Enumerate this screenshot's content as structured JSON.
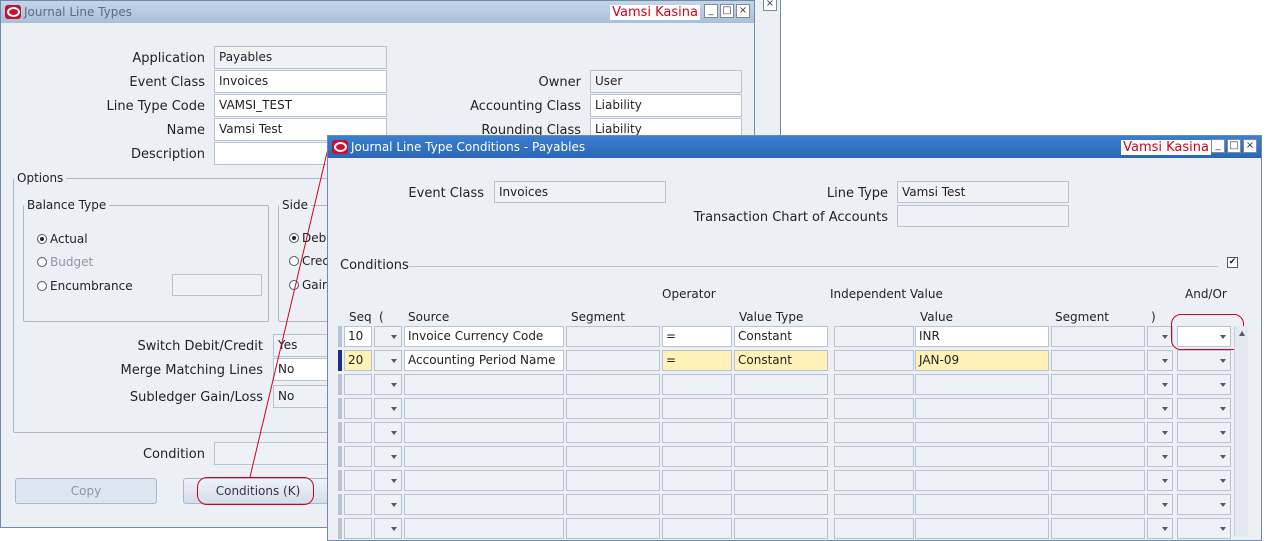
{
  "back_window": {
    "title": "Journal Line Types",
    "user": "Vamsi Kasina",
    "fields": {
      "application_label": "Application",
      "application_value": "Payables",
      "event_class_label": "Event Class",
      "event_class_value": "Invoices",
      "line_type_code_label": "Line Type Code",
      "line_type_code_value": "VAMSI_TEST",
      "name_label": "Name",
      "name_value": "Vamsi Test",
      "description_label": "Description",
      "description_value": "",
      "owner_label": "Owner",
      "owner_value": "User",
      "accounting_class_label": "Accounting Class",
      "accounting_class_value": "Liability",
      "rounding_class_label": "Rounding Class",
      "rounding_class_value": "Liability"
    },
    "options_legend": "Options",
    "balance_type": {
      "legend": "Balance Type",
      "actual": "Actual",
      "budget": "Budget",
      "encumbrance": "Encumbrance"
    },
    "side": {
      "legend": "Side",
      "debit": "Debi",
      "credit": "Cred",
      "gain": "Gair"
    },
    "switch_label": "Switch Debit/Credit",
    "switch_value": "Yes",
    "merge_label": "Merge Matching Lines",
    "merge_value": "No",
    "gainloss_label": "Subledger Gain/Loss",
    "gainloss_value": "No",
    "condition_label": "Condition",
    "condition_value": "",
    "copy_button": "Copy",
    "conditions_button": "Conditions (K)"
  },
  "front_window": {
    "title": "Journal Line Type Conditions - Payables",
    "user": "Vamsi Kasina",
    "event_class_label": "Event Class",
    "event_class_value": "Invoices",
    "line_type_label": "Line Type",
    "line_type_value": "Vamsi Test",
    "tca_label": "Transaction Chart of Accounts",
    "tca_value": "",
    "conditions_label": "Conditions",
    "headers": {
      "operator": "Operator",
      "independent_value": "Independent Value",
      "andor": "And/Or",
      "seq": "Seq",
      "open_paren": "(",
      "source": "Source",
      "segment": "Segment",
      "value_type": "Value Type",
      "value": "Value",
      "segment2": "Segment",
      "close_paren": ")"
    },
    "rows": [
      {
        "seq": "10",
        "source": "Invoice Currency Code",
        "operator": "=",
        "value_type": "Constant",
        "value": "INR"
      },
      {
        "seq": "20",
        "source": "Accounting Period Name",
        "operator": "=",
        "value_type": "Constant",
        "value": "JAN-09"
      }
    ]
  }
}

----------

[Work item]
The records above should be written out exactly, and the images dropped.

[Answer box]
Enumerate this screenshot's content as structured JSON.
{
  "back_window": {
    "title": "Journal Line Types",
    "user": "Vamsi Kasina",
    "fields": {
      "application_label": "Application",
      "application_value": "Payables",
      "event_class_label": "Event Class",
      "event_class_value": "Invoices",
      "line_type_code_label": "Line Type Code",
      "line_type_code_value": "VAMSI_TEST",
      "name_label": "Name",
      "name_value": "Vamsi Test",
      "description_label": "Description",
      "description_value": "",
      "owner_label": "Owner",
      "owner_value": "User",
      "accounting_class_label": "Accounting Class",
      "accounting_class_value": "Liability",
      "rounding_class_label": "Rounding Class",
      "rounding_class_value": "Liability"
    },
    "options_legend": "Options",
    "balance_type": {
      "legend": "Balance Type",
      "actual": "Actual",
      "budget": "Budget",
      "encumbrance": "Encumbrance"
    },
    "side": {
      "legend": "Side",
      "debit": "Debi",
      "credit": "Cred",
      "gain": "Gair"
    },
    "switch_label": "Switch Debit/Credit",
    "switch_value": "Yes",
    "merge_label": "Merge Matching Lines",
    "merge_value": "No",
    "gainloss_label": "Subledger Gain/Loss",
    "gainloss_value": "No",
    "condition_label": "Condition",
    "condition_value": "",
    "copy_button": "Copy",
    "conditions_button": "Conditions (K)"
  },
  "front_window": {
    "title": "Journal Line Type Conditions - Payables",
    "user": "Vamsi Kasina",
    "event_class_label": "Event Class",
    "event_class_value": "Invoices",
    "line_type_label": "Line Type",
    "line_type_value": "Vamsi Test",
    "tca_label": "Transaction Chart of Accounts",
    "tca_value": "",
    "conditions_label": "Conditions",
    "headers": {
      "operator": "Operator",
      "independent_value": "Independent Value",
      "andor": "And/Or",
      "seq": "Seq",
      "open_paren": "(",
      "source": "Source",
      "segment": "Segment",
      "value_type": "Value Type",
      "value": "Value",
      "segment2": "Segment",
      "close_paren": ")"
    },
    "rows": [
      {
        "seq": "10",
        "source": "Invoice Currency Code",
        "operator": "=",
        "value_type": "Constant",
        "value": "INR"
      },
      {
        "seq": "20",
        "source": "Accounting Period Name",
        "operator": "=",
        "value_type": "Constant",
        "value": "JAN-09"
      }
    ]
  }
}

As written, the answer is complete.